“I like playing here. I like the golf course. I don’t know if it’s the way the holes are shaped of just the way the golf course feels, if it just sort of fits my eye with the shot pattern I like to play. I’ve felt very comfortable on this course.”
Especially the last two years when he took a first (2009) and second (2008). Rollins said he doesn’t feel any outside pressure to defend his title. Pressure, according to the 35-year-old Texan, is self imposed.
“Sure, there is pressure to defend,” Rollins said. “I think people expect things out of you. If you can avoid putting that much pressure on yourself and just enjoy the week for what it is I think you’ll be better off. That’s what I’m hopefully going to do this week.”
Rollins will have plenty of competition for the title this year. Two names that come to mind are two-time champion Vaughn Taylor, who is 34th on the money list, and Ryan Palmer, who is 38th. Both have won more than $1 million already this season.

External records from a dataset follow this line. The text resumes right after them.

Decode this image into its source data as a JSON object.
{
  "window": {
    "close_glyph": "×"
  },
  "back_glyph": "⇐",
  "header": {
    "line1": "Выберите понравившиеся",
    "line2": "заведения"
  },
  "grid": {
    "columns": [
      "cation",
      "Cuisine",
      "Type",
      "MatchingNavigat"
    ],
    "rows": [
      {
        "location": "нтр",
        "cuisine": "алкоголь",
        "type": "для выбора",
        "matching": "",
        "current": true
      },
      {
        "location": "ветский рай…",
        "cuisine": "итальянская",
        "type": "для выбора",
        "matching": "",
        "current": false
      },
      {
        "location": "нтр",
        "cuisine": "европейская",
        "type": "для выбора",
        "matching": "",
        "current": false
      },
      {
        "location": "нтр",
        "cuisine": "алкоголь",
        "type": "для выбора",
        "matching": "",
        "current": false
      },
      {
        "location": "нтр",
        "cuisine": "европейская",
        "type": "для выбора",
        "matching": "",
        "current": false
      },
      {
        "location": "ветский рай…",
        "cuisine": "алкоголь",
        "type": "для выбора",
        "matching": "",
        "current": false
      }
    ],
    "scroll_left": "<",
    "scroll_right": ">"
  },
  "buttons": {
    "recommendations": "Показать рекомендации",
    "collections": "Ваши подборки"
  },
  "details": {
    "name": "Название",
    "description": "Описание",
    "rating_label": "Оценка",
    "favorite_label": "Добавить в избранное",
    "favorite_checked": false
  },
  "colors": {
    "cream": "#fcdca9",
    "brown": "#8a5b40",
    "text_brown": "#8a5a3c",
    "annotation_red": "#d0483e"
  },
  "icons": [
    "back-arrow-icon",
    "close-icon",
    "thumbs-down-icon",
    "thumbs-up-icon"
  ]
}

Another guy to keep an eye on is veteran Scott McCarron, who has played in eight previous RTO events. He tied for second in 2004 and tied for fourth in 2000. In 28 career rounds at Montreux, which is his home course, McCarron has been under-par 18 times and 23 times he has been par or better. He has earned $455,771 at the event.

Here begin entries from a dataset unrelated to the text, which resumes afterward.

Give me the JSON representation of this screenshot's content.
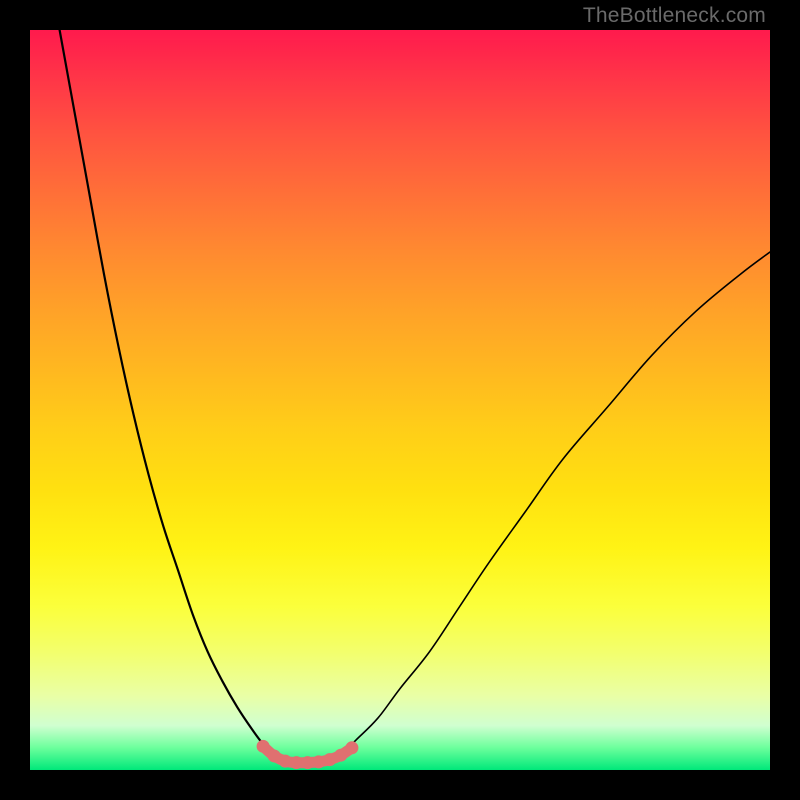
{
  "watermark": "TheBottleneck.com",
  "chart_data": {
    "type": "line",
    "title": "",
    "xlabel": "",
    "ylabel": "",
    "xlim": [
      0,
      100
    ],
    "ylim": [
      0,
      100
    ],
    "grid": false,
    "legend": false,
    "series": [
      {
        "name": "left-curve",
        "x": [
          4,
          6,
          8,
          10,
          12,
          14,
          16,
          18,
          20,
          22,
          24,
          26,
          28,
          30,
          31.5,
          33
        ],
        "y": [
          100,
          89,
          78,
          67,
          57,
          48,
          40,
          33,
          27,
          21,
          16,
          12,
          8.5,
          5.5,
          3.5,
          2
        ]
      },
      {
        "name": "right-curve",
        "x": [
          42,
          44,
          47,
          50,
          54,
          58,
          62,
          67,
          72,
          78,
          84,
          90,
          96,
          100
        ],
        "y": [
          2,
          4,
          7,
          11,
          16,
          22,
          28,
          35,
          42,
          49,
          56,
          62,
          67,
          70
        ]
      },
      {
        "name": "valley-marker",
        "x": [
          31.5,
          33,
          34.5,
          36,
          37.5,
          39,
          40.5,
          42,
          43.5
        ],
        "y": [
          3.2,
          1.9,
          1.2,
          1.0,
          1.0,
          1.1,
          1.4,
          2.0,
          3.0
        ]
      }
    ],
    "annotations": [
      {
        "text": "TheBottleneck.com",
        "role": "watermark",
        "position": "top-right"
      }
    ]
  }
}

McCarron hasn’t been in the winner’s circle since the 2001 BellSouth Classic. He’s had six second-place finishes in that span, and he would like nothing better to get a win, especially in his hometown.
“I think a win any time means as much,” said McCarron, who just turned 45. “When I won at New Orleans in 1996 that means a tremendous amount. Just getting on the PGA Tour, and your life-long dream is to win on the PGA Tour, and then winning again the second time … OK that first one wasn’t a fluke, I can actually play out here.

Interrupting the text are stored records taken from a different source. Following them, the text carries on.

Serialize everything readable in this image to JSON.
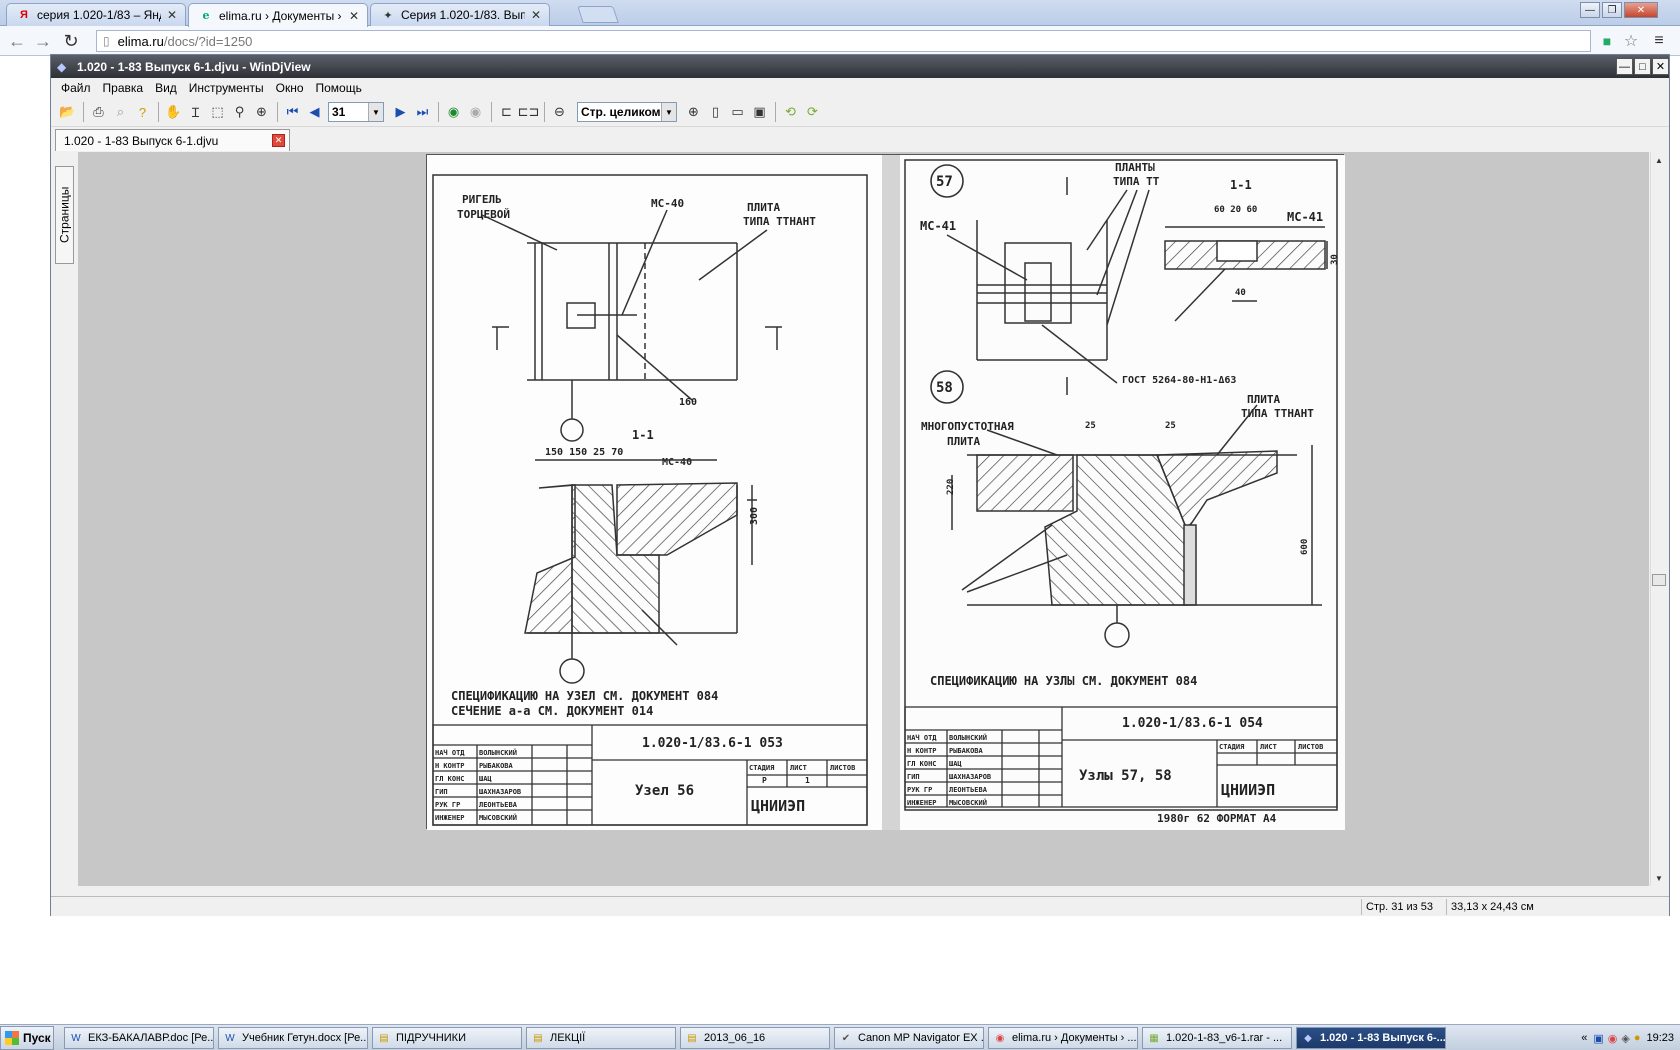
{
  "browser": {
    "tabs": [
      {
        "title": "серия 1.020-1/83 – Яндекс",
        "favicon": "Я"
      },
      {
        "title": "elima.ru › Документы › Сер",
        "favicon": "e"
      },
      {
        "title": "Серия 1.020-1/83. Выпуск",
        "favicon": "✦"
      }
    ],
    "address_host": "elima.ru",
    "address_path": "/docs/?id=1250"
  },
  "djv": {
    "title": "1.020 - 1-83 Выпуск 6-1.djvu - WinDjView",
    "menu": [
      "Файл",
      "Правка",
      "Вид",
      "Инструменты",
      "Окно",
      "Помощь"
    ],
    "page_number": "31",
    "zoom": "Стр. целиком",
    "doc_tab": "1.020 - 1-83 Выпуск 6-1.djvu",
    "sidebar_label": "Страницы",
    "status_page": "Стр. 31 из 53",
    "status_size": "33,13 x 24,43 см"
  },
  "scan": {
    "left": {
      "label_rigel": "РИГЕЛЬ",
      "label_torcevoy": "ТОРЦЕВОЙ",
      "label_mc40": "МС-40",
      "label_plita": "ПЛИТА",
      "label_plita_type": "ТИПА ТТНАНТ",
      "section": "1-1",
      "dims": "150 150 25 70",
      "dim_160": "160",
      "dim_300": "300",
      "spec_line1": "СПЕЦИФИКАЦИЮ НА УЗЕЛ СМ. ДОКУМЕНТ 084",
      "spec_line2": "СЕЧЕНИЕ а-а СМ. ДОКУМЕНТ 014",
      "code": "1.020-1/83.6-1 053",
      "node_title": "Узел 56",
      "org": "ЦНИИЭП",
      "sig_rows": [
        [
          "НАЧ ОТД",
          "ВОЛЫНСКИЙ"
        ],
        [
          "Н КОНТР",
          "РЫБАКОВА"
        ],
        [
          "ГЛ КОНС",
          "ШАЦ"
        ],
        [
          "ГИП",
          "ШАХНАЗАРОВ"
        ],
        [
          "РУК ГР",
          "ЛЕОНТЬЕВА"
        ],
        [
          "ИНЖЕНЕР",
          "МЫСОВСКИЙ"
        ]
      ],
      "stage_headers": [
        "СТАДИЯ",
        "ЛИСТ",
        "ЛИСТОВ"
      ],
      "stage_values": [
        "Р",
        "1",
        ""
      ]
    },
    "right": {
      "node57": "57",
      "node58": "58",
      "label_mc41": "МС-41",
      "label_planty": "ПЛАНТЫ",
      "label_tipa_tt": "ТИПА ТТ",
      "section": "1-1",
      "dims_top": "60 20 60",
      "dim_40": "40",
      "dim_30": "30",
      "gost": "ГОСТ 5264-80-Н1-Δ63",
      "label_mnogopust": "МНОГОПУСТОТНАЯ",
      "label_plita": "ПЛИТА",
      "label_plita_type": "ТИПА ТТНАНТ",
      "dim_25a": "25",
      "dim_25b": "25",
      "dim_220": "220",
      "dim_600": "600",
      "spec_line": "СПЕЦИФИКАЦИЮ НА УЗЛЫ СМ. ДОКУМЕНТ 084",
      "code": "1.020-1/83.6-1 054",
      "node_title": "Узлы 57, 58",
      "org": "ЦНИИЭП",
      "footer": "1980г 62 ФОРМАТ А4"
    }
  },
  "taskbar": {
    "start": "Пуск",
    "tasks": [
      {
        "label": "ЕКЗ-БАКАЛАВР.doc [Ре...",
        "icon": "W"
      },
      {
        "label": "Учебник Гетун.docx [Ре...",
        "icon": "W"
      },
      {
        "label": "ПІДРУЧНИКИ",
        "icon": "▤"
      },
      {
        "label": "ЛЕКЦІЇ",
        "icon": "▤"
      },
      {
        "label": "2013_06_16",
        "icon": "▤"
      },
      {
        "label": "Canon MP Navigator EX ...",
        "icon": "✔"
      },
      {
        "label": "elima.ru › Документы › ...",
        "icon": "◉"
      },
      {
        "label": "1.020-1-83_v6-1.rar - ...",
        "icon": "▦"
      },
      {
        "label": "1.020 - 1-83 Выпуск 6-...",
        "icon": "◆"
      }
    ],
    "clock": "19:23"
  }
}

“I think now a win would probably be even sweeter. It’s been a while since I won. I’ve finished second six times and lost a couple of playoffs that still sting.”
McCarron said the biggest edge he has is one the greens.
“They are very difficult to read because this golf course is built on such a severe slope that there are a lot of optical illusions out there that only come from experience,” McCarron said.
When asked who could contend, McCarron said he was hoping some of the “old guys” would step up.
“I’m kind of rooting for the old guys,” he said. “I’d like to see myself, Kirk Triplett, Steve Elkington and then you have Mark Brooks. You have a lot of veteran players that are playing here this week that have good records.”
Brooks is one of two major winners in the field. He is the 1996 PGA champion.
There are some talented youngsters in the field, too, that are searching for that first win.
Blake Adams (T-2 at Byron Nelson), Graham DeLeat (T-3 at Shell Open), Matt Every (T-8, Phoenix Open), Garth Mulroy (T-6 at Texas Open), Alex Prugh (T-5, Bob Hope Classic), Brian Stuard (T-2 at Mayakoba Golf Classic), Josh Teater (T-5 at Pebble Beach), Jeev Milkha Singh (T-9, Accenture Match Play) and Spencer Levin (T-9 at Texas Valero Open). Levin has already won more than $650,000 this season in 20 events, which surpassed all of what he won last year ($531,000).
Another player to keep an eye on is Jonathan Kaye, who has four top-10 finishes in seven RTO appearances. He was second in 2002 and 2005.